The Discrimination Test: How We Detect Bias Against Voucher Holders

This is the second of a three-part series focusing on Source of Income (SOI) discrimination in the Chicago metropolitan area. For more information on our SOI series,  contact Communications Associate Timna Axel at 312-888-4194.

On any given weekday, 59-year old Barbara* teaches science to a classroom of middle schoolers. But in her spare time, Barbara does something unusual: She calls up housing providers and tells them she is looking for housing. In fact, Barbara is a fair housing tester for the Chicago Lawyers’ Committee for Civil Rights.
The Chicago Lawyers’ Committee has a pool of about 33 testers and conducts roughly 140 tests every year. Generally, two testers are matched in their personal characteristics and housing needs, so that the only significant difference is their membership or non-membership in a protected class such as race, national origin, familial status, physical or mental disability, sexual orientation, or source of income (SOI).
Josefina Navar, Testing Coordinator at the Chicago Lawyers’ Committee, explains that fair housing testing is a controlled method for uncovering discrimination in housing:
“Basically testers are kind of like secret shoppers [...] for instance, if we were doing a test to see differences based on race, we would use a white tester and a black tester to ask a housing provider about availability and terms and conditions, and they write objective reports about what actually occurred. It’s then the coordinator’s job to review those reports and determine if there were differences in treatment.”
Often, a round of testing is triggered by reports of discrimination. When real estate agents throw up obstacles such as income requirements, minimum credit score, or security deposits, those can be red flags for discrimination. Navar warns that there are often more subtle forms of discrimination, in which “people might not even realize they’re being discriminated against.” For example, housing providers often engage in ‘steering,’ where an applicant is encouraged to look in different areas, limiting their housing choices.
“Most of the time the blatant discrimination we see is based on SOI – vouchers,” says Navar.

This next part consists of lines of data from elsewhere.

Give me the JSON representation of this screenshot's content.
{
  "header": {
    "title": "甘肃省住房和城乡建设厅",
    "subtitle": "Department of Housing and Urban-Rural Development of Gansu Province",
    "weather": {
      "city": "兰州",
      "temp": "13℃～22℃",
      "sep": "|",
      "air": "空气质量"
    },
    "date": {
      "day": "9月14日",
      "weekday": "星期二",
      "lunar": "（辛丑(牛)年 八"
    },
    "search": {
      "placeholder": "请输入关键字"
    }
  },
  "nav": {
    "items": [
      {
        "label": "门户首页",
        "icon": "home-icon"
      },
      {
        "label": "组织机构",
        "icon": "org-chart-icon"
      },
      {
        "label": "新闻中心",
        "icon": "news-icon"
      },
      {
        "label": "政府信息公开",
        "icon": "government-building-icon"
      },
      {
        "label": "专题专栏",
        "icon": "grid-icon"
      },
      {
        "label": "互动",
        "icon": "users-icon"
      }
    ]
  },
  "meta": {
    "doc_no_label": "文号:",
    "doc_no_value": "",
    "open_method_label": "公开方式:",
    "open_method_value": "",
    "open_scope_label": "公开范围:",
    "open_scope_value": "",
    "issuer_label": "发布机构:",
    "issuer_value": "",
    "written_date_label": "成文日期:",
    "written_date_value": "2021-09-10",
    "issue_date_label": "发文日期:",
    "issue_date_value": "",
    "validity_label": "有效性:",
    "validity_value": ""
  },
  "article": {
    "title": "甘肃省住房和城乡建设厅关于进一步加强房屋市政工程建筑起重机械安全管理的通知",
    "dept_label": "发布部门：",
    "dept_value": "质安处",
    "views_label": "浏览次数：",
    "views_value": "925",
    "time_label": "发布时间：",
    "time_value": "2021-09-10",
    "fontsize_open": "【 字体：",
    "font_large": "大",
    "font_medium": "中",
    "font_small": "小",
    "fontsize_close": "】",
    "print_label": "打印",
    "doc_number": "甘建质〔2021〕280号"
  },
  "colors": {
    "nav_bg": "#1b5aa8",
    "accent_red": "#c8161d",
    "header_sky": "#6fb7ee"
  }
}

“I’ve had a tester have doors slammed in her face. We’ve actually had a provider tell an African American female who was interested in renting on the north side that she 'spread her wings a few blocks south' if she wants to use her voucher.”
A testing coordinator will either assign tests based on complaints, or when they want to survey whether property owners are denying or misrepresenting housing based on a protected class. It is each tester’s task to then contact the housing provider by phone or visit the site and inquire about the availability, terms and conditions and other services related to the housing. The testing coordinator does not discuss what they’re looking for with the testers to make sure they their judgment isn’t clouded.
“The hardest part of testing is really to just report what happened – not how you felt about it, not how you thought they felt, just what happened,” says Barbara.
Of course, not all tests show problems, and only a small percentage of tests reveal discrimination. Testers are trained to be objective reporters, undergoing an extensive training session and then a practice test. Testers are often recruited from community organizations, colleges and universities, and other referrals. Though they receive a small stipend for their work, most testers have a genuine interest and see the value in fair housing tests.
Testing has roots in the Civil Rights Movement of the 1960’s, with Martin Luther King citing it in his fair housing work. In 1982, the Supreme Court further sanctioned testing as a method to uncover discrimination and ensure that housing providers comply with fair housing laws. Today, testing conducted by the Chicago Lawyers’ Committee has uncovered patterns of SOI discrimination on the city’s northwest side, and in the southwest and northwest suburbs as well.
From May to July 2015, the Chicago Lawyers’ Committee supervised 50 matched pair tests in North, Northwest, West, and Southwest suburban Cook County using African-American and Caucasian testers. The testing revealed that housing providers discriminated against tenants based on voucher status 32 percent of the time. In 18 percent of the tests, housing providers discriminated against African-American voucher holders but not white voucher holders.
Barbara says she doesn’t think testing is for everyone. But she enjoys the challenge of separating her emotions from the detailed notes she takes every time she simulates a housing visit.
“It’s a good feeling to know you’re helping people to be able to be treated fairly in one of the most important decisions they’re going to make in their life.”
To inquire about becoming a tester with the Chicago Lawyers’ Committee, please contact Josefina Navar at
*A pseudonym has been used to protect the identity of the fair housing tester